Anaheim, Calif.—Nearly 2,000 athletics officials got a glimpse this morning of how their new leader, Mark A. Emmert, plans to tackle the thorniest issues in college sports when he takes the reins of the NCAA in November.
Mr. Emmert, president of the University of Washington, was tapped in April to be the next president of the NCAA. He gave his first major speech in that new role—“a bit of a coming-out party,” he called it —during the annual meeting here of the National Association of Collegiate Directors of Athletics.
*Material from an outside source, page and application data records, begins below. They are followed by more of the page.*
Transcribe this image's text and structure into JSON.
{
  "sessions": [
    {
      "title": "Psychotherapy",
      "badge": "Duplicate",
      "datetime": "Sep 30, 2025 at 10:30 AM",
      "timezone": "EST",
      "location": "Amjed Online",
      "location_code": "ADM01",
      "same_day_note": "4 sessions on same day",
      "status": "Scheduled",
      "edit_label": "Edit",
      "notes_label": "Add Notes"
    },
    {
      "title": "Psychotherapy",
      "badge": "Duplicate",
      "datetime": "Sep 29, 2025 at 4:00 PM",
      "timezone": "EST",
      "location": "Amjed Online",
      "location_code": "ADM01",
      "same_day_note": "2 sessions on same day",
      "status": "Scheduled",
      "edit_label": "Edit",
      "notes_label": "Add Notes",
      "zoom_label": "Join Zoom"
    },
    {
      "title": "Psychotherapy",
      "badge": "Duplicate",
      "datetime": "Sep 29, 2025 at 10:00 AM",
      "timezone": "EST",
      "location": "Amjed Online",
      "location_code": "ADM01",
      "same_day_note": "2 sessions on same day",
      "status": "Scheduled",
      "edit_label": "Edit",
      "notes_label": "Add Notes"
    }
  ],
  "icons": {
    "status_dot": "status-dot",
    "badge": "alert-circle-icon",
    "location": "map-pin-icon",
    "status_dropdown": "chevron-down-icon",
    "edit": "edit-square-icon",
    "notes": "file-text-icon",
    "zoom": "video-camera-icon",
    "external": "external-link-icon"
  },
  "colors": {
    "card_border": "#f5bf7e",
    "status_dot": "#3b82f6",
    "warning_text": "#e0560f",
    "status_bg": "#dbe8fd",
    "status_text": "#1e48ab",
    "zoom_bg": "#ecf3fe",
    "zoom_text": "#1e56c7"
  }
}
Speaking in a darkened ballroom, his face projected on two giant screens, Mr. Emmert hinted at how he will approach some of the challenges that have dogged college sports in recent years: financial sustainability, balance between academics and athletics, and the sensitive—but central—role of commercial activities in producing revenue.
“The ongoing examination … of the financial structure of intercollegiate athletics is one of the things I will focus time and energy on,” Mr. Emmert said. “We are stewards, and with that stewardship comes great responsibilities.”
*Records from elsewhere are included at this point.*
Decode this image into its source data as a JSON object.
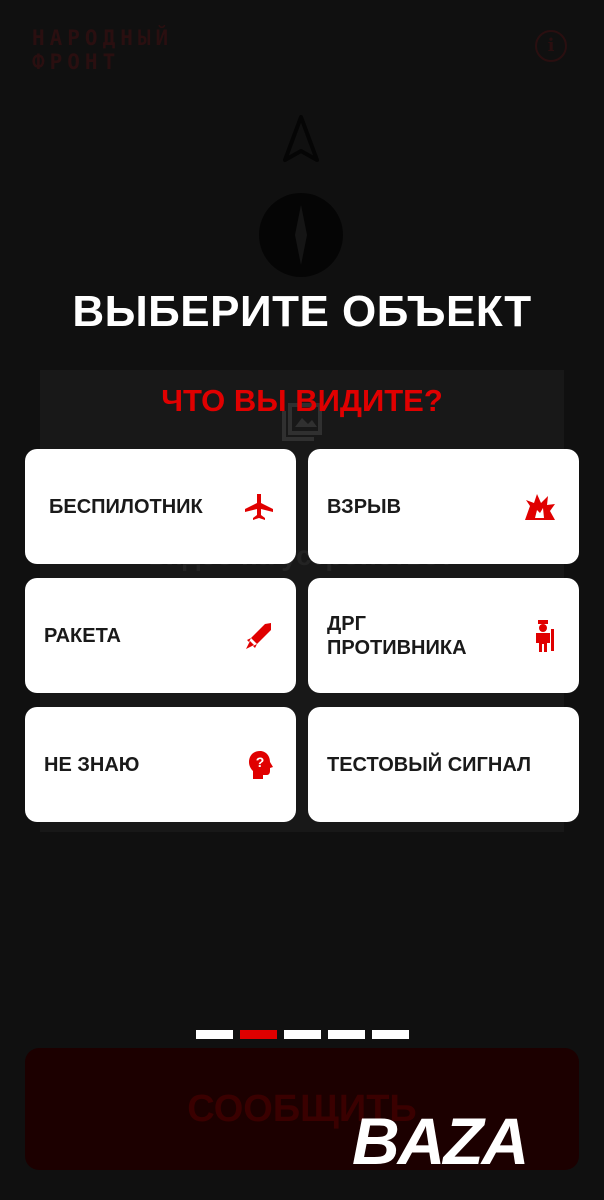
{
  "header": {
    "logo_line1": "НАРОДНЫЙ",
    "logo_line2": "ФРОНТ",
    "info_label": "i"
  },
  "background": {
    "text": "видео на устройстве?"
  },
  "title": "ВЫБЕРИТЕ ОБЪЕКТ",
  "question": "ЧТО ВЫ ВИДИТЕ?",
  "options": [
    {
      "label": "БЕСПИЛОТНИК",
      "icon": "airplane-icon"
    },
    {
      "label": "ВЗРЫВ",
      "icon": "explosion-icon"
    },
    {
      "label": "РАКЕТА",
      "icon": "rocket-icon"
    },
    {
      "label": "ДРГ\nПРОТИВНИКА",
      "icon": "soldier-icon"
    },
    {
      "label": "НЕ ЗНАЮ",
      "icon": "question-head-icon"
    },
    {
      "label": "ТЕСТОВЫЙ СИГНАЛ",
      "icon": ""
    }
  ],
  "pagination": {
    "total": 5,
    "current": 2
  },
  "submit_label": "СООБЩИТЬ",
  "watermark": "BAZA",
  "colors": {
    "accent": "#e00000",
    "background": "#101010",
    "card": "#ffffff"
  }
}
The president-in-waiting touched on a number of topics in his 25-minute speech, including academic standards for athletes and the recent realignment of three major athletics conferences. (“It is not my job or the NCAA’s job to say which school should go where,” he said of the reshuffling, “but it is important for us to talk about why realignment should occur and pay attention to the motivations.”)
But he saved his most expansive remarks for the role of commercial activity in college athletics. Signaling that he may be inclined to draw a careful line between “good” and “bad” commercialism, just as his predecessor, Myles Brand, was careful to do, Mr. Emmert said athletics departments are wise to contemplate how to pay for their programs. And in the university setting, they are not alone in doing so, he added.
“The fact that we in university environments care about and worry about our revenue sources is not a sin,” he said. As a university president charged with raising significant sums from donors and lawmakers, for instance, “I feel perfectly comfortable asking people for millions and millions of dollars because I know where that money is going,” he said.
But Mr. Emmert urged the athletics officials to be mindful of an “erosion” of the unique model of intercollegiate athletics. Such a change, he said, won’t come in a “frontal assault.” Instead, it would likely creep up, bit by bit, through a more intense involvement in commercial activities. “We have to be constantly vigilant about that,” he said.